They provide people living in overcrowded urban areas with a rare opportunity to exercise, socialise and unwind without breaching coronavirus restrictions.

But the pressure on council budgets have left many communities more reliant on other ways of raising cash to care for these refuges, including lottery funding.

The National Lottery Heritage Fund (NLHF) handed out £406m for parks and other similar green spaces across the UK in the decade to 2019-20, according to figures obtained by RADAR under the Freedom of Information Act.

However, analysis shows that those in Southampton - and projects directly linked to them – received no money from the fund over that period.

Southampton was among 41 local authorities across the south east to have missed out.

Reacting to the figures Royston Smith, MP for Southampton Itchen, said: "Southampton is blessed with its many parks and open spaces. A significant number of these are looked after by volunteers and we are exceptionally lucky to have them.

"It is disappointing to see Southampton losing out on lottery money and I hope the council will work with local groups to ensure this is not a continuing trend.”

Helen Griffiths, chief executive of Fields in Trust, said coronavirus had shone a spotlight on the inequality of access to the great outdoors.

The charity’s Green Space Index, released earlier this year, estimates around 900 people in Southampton live more than a ten-minute walk from a green space.

“They are arguably the most universal of all our public services, used by the entire community, from pre-school children through to retired adults. Yet unlike education or libraries, parks are a discretionary service which councils have no statutory duty to provide," she said.

The All-Party Parliamentary Group on Parks and Green Spaces wants the government to provide £1 billion a year for the next three years for green spaces.

It also wants to see cash targeted in a way that ensures the most deprived communities have access to Green Flag Award parks – a prize which aims to set a benchmark of quality for outdoor space. In Southampton, three places have received the accolade.

Ben Cooper is a researcher at think tank the Fabian Society.

He said: "We’ve seen how important parks and green spaces are during the pandemic.
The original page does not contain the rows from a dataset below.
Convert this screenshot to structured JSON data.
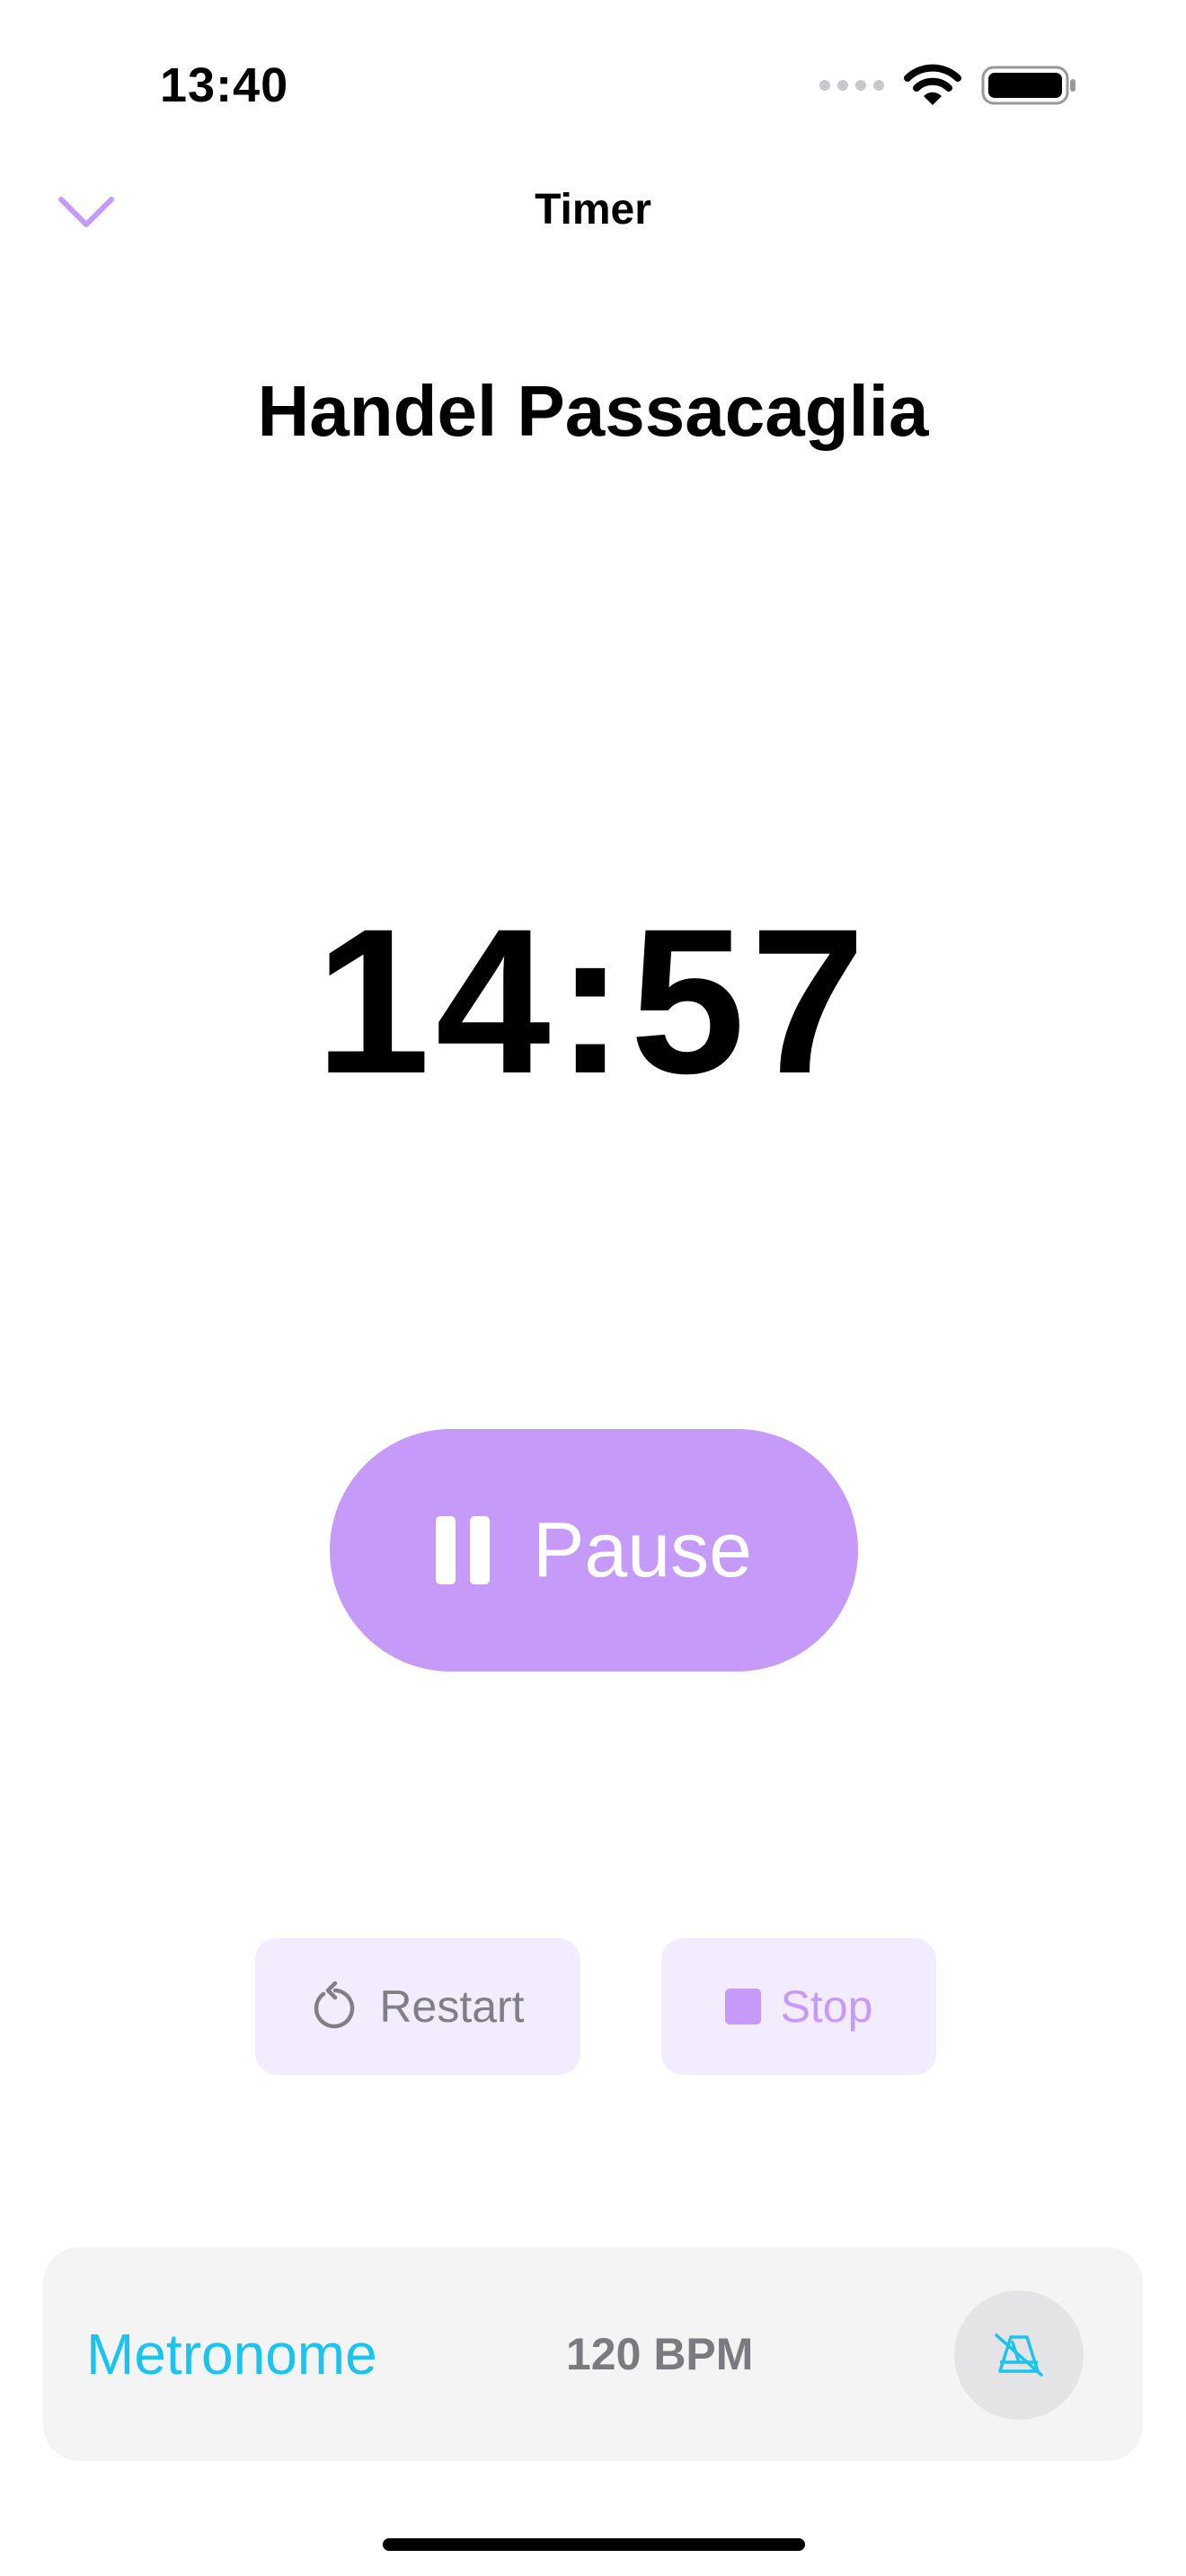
{
  "status_bar": {
    "time": "13:40"
  },
  "nav": {
    "title": "Timer",
    "back_icon": "chevron-down-icon"
  },
  "piece": {
    "title": "Handel Passacaglia"
  },
  "timer": {
    "display": "14:57"
  },
  "controls": {
    "pause_label": "Pause",
    "restart_label": "Restart",
    "stop_label": "Stop"
  },
  "metronome": {
    "label": "Metronome",
    "bpm": "120 BPM",
    "toggle_icon": "metronome-off-icon"
  },
  "colors": {
    "accent": "#c59af8",
    "accent_light": "#f3ebfe",
    "metronome": "#1bc4ee",
    "card_background": "#f4f4f4"
  }
}
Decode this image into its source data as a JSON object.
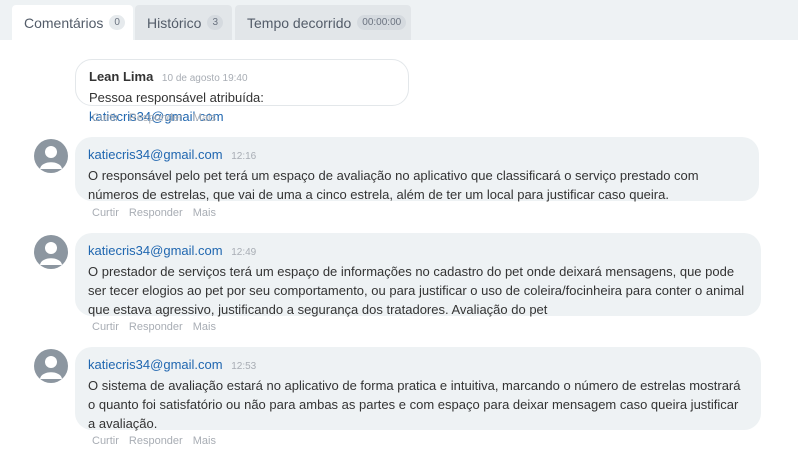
{
  "tabs": [
    {
      "label": "Comentários",
      "badge": "0"
    },
    {
      "label": "Histórico",
      "badge": "3"
    },
    {
      "label": "Tempo decorrido",
      "badge": "00:00:00"
    }
  ],
  "system_comment": {
    "author": "Lean Lima",
    "time": "10 de agosto 19:40",
    "text_prefix": "Pessoa responsável atribuída: ",
    "text_link": "katiecris34@gmail.com"
  },
  "actions": {
    "like": "Curtir",
    "reply": "Responder",
    "more": "Mais"
  },
  "comments": [
    {
      "author": "katiecris34@gmail.com",
      "time": "12:16",
      "text": "O responsável pelo pet terá um espaço de avaliação no aplicativo que classificará o serviço prestado com números de estrelas, que vai de uma a cinco estrela, além de ter um local para justificar caso queira."
    },
    {
      "author": "katiecris34@gmail.com",
      "time": "12:49",
      "text": "O prestador de serviços terá um espaço de informações no cadastro do pet onde deixará mensagens, que pode ser tecer elogios ao pet por seu comportamento, ou para justificar o uso de coleira/focinheira para conter o animal que estava agressivo, justificando a segurança dos tratadores. Avaliação do pet"
    },
    {
      "author": "katiecris34@gmail.com",
      "time": "12:53",
      "text": "O sistema de avaliação estará no aplicativo de forma pratica e intuitiva, marcando o número de estrelas mostrará o quanto foi satisfatório ou não para ambas as partes e com espaço para deixar mensagem caso queira justificar a avaliação."
    }
  ]
}
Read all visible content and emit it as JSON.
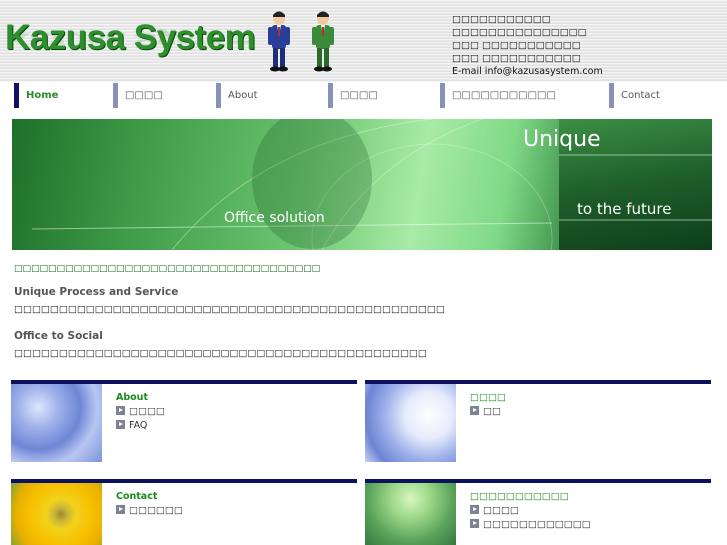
{
  "header": {
    "logo": "Kazusa System",
    "contact_lines": [
      "□□□□□□□□□□□",
      "□□□□□□□□□□□□□□□",
      "□□□ □□□□□□□□□□□",
      "□□□ □□□□□□□□□□□",
      "E-mail info@kazusasystem.com"
    ]
  },
  "nav": {
    "items": [
      {
        "label": "Home"
      },
      {
        "label": "□□□□"
      },
      {
        "label": "About"
      },
      {
        "label": "□□□□"
      },
      {
        "label": "□□□□□□□□□□□"
      },
      {
        "label": "Contact"
      }
    ]
  },
  "banner": {
    "unique": "Unique",
    "future": "to the future",
    "office": "Office solution"
  },
  "intro": {
    "lead": "□□□□□□□□□□□□□□□□□□□□□□□□□□□□□□□□□□□□",
    "heading1": "Unique Process and Service",
    "text1": "□□□□□□□□□□□□□□□□□□□□□□□□□□□□□□□□□□□□□□□□□□□□□□□□",
    "heading2": "Office to Social",
    "text2": "□□□□□□□□□□□□□□□□□□□□□□□□□□□□□□□□□□□□□□□□□□□□□□"
  },
  "cards": [
    {
      "title": "About",
      "links": [
        "□□□□",
        "FAQ"
      ]
    },
    {
      "title": "□□□□",
      "links": [
        "□□"
      ]
    },
    {
      "title": "Contact",
      "links": [
        "□□□□□□"
      ]
    },
    {
      "title": "□□□□□□□□□□□",
      "links": [
        "□□□□",
        "□□□□□□□□□□□□"
      ]
    }
  ],
  "colors": {
    "brand_green": "#2e8f2e",
    "nav_dark": "#10106b",
    "card_bar": "#0d1260",
    "link_green": "#1a8a1a"
  }
}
They are respite from work and home, they provide children with vital space to play and learn, and community groups somewhere to meet.

"They are imperative for the physical and mental health of society, which is why these funding disparities need to be urgently addressed."

A NLHF spokesman said the figures took a “narrow view" of the work the group covered.

He added: "Where we have not funded a park or designed landscape, it is very likely we will have funded other green projects, such as those on nature reserves, wildlife conservation, tree planting or nature study groups.

"If we include those, we have funded around 90% of all UK local authorities for landscape and nature projects over the last ten years.”